Photo by Pablo Martinez Monsivais

Photo by Pablo Martinez Monsivais

NASHUA, N.H. -- Seeking to reconnect with voters and sell his economic agenda, President Barack Obama returned to politically significant New Hampshire on Tuesday to tour a small business and hold a town hall session with residents known for their tough questions.

Obama's visit is meant to draw attention to a proposal highlighted in his State of the Union address last week: funneling $30 billion to local banks so they can lend small businesses money they need to grow their enterprises and create jobs.

The trip comes two weeks after Democrats suffered the stunning loss of a Senate seat in neighboring Massachusetts, and the president is working to shore up his party's standing heading into the November midterm elections to avoid heavy losses in the House and the Senate, both of which are under Democratic control.

In New Hampshire, Obama is touring a business that makes energy-efficient light bulbs and was set to hold his second town hall in six days, a format that allows him to show engagement with the public and counter a sense of ''remoteness,'' as he has put it, that people have had with his policy agenda.

''Jobs will be our No. 1 focus in 2010,'' he said in excerpts of his prepared remarks, which the White House released early. ''And we're going to start where most new jobs do -- with small businesses. These are companies that begin in basements and garages when an entrepreneur takes a chance on his dream, or a worker decides it's time she became her own boss.''

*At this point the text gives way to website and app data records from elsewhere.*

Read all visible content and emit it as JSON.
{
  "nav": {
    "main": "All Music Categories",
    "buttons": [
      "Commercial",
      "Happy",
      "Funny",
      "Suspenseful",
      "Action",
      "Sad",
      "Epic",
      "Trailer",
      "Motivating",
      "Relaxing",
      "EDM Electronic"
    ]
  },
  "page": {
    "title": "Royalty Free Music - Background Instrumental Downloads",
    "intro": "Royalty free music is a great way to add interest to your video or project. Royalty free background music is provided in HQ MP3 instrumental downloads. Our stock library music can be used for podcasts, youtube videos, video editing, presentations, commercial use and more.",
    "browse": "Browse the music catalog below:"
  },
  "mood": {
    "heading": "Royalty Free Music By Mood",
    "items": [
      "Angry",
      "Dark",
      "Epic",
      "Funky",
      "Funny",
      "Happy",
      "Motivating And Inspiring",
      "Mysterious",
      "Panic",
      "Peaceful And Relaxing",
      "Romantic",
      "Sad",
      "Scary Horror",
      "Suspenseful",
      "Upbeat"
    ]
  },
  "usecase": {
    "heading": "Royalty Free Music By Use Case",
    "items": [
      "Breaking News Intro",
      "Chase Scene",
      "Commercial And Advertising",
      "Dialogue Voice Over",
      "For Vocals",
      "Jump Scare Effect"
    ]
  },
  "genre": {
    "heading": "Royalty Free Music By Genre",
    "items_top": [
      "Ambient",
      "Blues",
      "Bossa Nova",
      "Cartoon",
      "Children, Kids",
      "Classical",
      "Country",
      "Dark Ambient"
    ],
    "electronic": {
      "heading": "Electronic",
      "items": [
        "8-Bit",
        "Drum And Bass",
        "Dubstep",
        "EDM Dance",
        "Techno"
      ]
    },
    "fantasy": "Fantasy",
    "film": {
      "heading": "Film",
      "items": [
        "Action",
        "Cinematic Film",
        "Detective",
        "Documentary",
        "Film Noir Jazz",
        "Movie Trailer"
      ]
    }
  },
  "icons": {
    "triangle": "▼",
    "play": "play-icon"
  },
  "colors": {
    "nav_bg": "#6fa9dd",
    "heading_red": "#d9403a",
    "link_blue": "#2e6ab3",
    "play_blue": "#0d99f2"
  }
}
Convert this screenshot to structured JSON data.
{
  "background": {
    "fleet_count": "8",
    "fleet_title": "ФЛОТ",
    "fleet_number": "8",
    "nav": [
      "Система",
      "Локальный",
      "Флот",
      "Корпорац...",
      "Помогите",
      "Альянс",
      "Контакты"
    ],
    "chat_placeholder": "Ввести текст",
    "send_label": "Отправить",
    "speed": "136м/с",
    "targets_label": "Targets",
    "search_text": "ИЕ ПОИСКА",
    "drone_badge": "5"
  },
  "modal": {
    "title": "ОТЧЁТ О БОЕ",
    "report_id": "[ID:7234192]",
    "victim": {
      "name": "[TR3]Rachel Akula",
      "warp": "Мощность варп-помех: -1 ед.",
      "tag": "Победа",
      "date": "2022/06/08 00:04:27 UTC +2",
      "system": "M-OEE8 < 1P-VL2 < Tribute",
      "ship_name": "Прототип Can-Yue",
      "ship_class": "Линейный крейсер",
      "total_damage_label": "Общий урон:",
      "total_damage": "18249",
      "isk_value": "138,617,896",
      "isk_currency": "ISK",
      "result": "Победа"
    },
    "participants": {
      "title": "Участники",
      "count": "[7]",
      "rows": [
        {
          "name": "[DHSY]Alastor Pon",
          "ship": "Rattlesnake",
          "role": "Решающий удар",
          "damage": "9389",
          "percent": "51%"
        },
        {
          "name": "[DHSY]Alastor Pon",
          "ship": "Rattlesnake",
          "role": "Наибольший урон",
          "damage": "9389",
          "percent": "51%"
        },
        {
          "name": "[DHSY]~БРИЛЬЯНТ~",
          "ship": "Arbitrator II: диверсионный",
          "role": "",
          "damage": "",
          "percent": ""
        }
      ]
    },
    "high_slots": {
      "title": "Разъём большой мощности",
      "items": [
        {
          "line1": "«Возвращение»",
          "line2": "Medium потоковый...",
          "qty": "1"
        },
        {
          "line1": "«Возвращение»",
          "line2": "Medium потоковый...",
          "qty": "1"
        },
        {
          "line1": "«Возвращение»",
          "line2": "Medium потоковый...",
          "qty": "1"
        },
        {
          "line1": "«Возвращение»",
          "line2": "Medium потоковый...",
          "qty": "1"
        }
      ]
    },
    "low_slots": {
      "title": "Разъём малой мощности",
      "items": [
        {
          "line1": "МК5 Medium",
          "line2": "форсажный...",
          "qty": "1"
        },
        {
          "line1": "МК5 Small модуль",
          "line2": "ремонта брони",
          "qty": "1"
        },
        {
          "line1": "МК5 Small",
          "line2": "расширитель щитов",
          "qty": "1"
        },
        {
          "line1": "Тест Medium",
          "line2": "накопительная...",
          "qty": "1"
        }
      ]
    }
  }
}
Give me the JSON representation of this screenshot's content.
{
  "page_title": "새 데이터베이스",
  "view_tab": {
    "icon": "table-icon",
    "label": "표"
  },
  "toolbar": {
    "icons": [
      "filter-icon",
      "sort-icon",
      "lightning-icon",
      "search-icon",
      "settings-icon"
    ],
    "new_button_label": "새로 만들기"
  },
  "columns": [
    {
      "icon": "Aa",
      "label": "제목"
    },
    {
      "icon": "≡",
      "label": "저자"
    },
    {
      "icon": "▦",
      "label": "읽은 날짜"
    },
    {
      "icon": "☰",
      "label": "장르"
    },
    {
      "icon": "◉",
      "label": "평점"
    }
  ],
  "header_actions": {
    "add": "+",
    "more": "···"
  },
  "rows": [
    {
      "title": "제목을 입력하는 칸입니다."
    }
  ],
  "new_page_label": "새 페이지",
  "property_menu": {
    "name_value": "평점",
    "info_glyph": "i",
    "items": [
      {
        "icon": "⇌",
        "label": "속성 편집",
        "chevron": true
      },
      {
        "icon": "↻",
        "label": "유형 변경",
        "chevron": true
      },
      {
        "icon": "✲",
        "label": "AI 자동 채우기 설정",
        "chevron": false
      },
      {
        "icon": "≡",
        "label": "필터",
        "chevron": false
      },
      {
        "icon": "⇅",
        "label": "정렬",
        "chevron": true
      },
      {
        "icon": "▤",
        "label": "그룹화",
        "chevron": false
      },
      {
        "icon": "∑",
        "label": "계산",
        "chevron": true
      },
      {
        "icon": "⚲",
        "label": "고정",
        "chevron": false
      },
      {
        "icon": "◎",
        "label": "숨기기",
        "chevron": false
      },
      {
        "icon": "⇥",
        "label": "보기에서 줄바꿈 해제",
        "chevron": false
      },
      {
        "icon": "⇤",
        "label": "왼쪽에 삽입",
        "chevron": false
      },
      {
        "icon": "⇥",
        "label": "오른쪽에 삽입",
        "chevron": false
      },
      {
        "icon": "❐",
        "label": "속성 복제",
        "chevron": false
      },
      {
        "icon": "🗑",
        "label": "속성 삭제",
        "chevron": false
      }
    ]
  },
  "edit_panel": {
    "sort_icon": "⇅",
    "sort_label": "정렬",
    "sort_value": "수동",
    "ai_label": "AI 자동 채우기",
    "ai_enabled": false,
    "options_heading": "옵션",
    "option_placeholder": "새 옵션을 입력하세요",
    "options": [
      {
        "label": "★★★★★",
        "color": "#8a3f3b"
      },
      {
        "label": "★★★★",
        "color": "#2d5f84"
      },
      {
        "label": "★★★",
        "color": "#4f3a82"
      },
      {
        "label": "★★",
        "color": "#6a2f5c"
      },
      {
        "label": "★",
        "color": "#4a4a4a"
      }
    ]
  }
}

The $30 billion in loan financing would come from money repaid by big banks that got help from the $700 billion Troubled Asset Relief Program, the vastly unpopular bailout for those on Wall Street whose actions led to the economic downturn.

That $30 billion would be used to create the Small Business Lending Fund, separate and distinct from TARP.

''When you look at what's causing the problem, the problem is that small community banks might lack capital and how are we going to get them to send money out to small businesses,'' Small Business Administration chief Karen Mills told reporters traveling with Obama aboard Air Force One.

The fund would be open to banks with assets of $10 billion or less. About 8,000 such small and community banks would be eligible.

Banks that increase lending to small businesses would see reductions for up to five years in the dividend tax rate they owe the government.

Obama was calling on Congress to pass legislation creating the new fund, one of several ideas he has promoted recently to help small businesses. He has called for tax credits for those small businesses that hire new workers or raise wages, and for eliminating all capital gains taxes on small-business investment. He also has proposed tax incentives for all businesses to invest in new plants and equipment.

Sen. Judd Gregg of New Hampshire, the senior Republican on the Senate Budget Committee, denounced the attempt to use money from the bailout program. He said it was a stunt so Obama could kick off in the Granite State his campaign for the $3.8 trillion budget he sent Congress on Monday.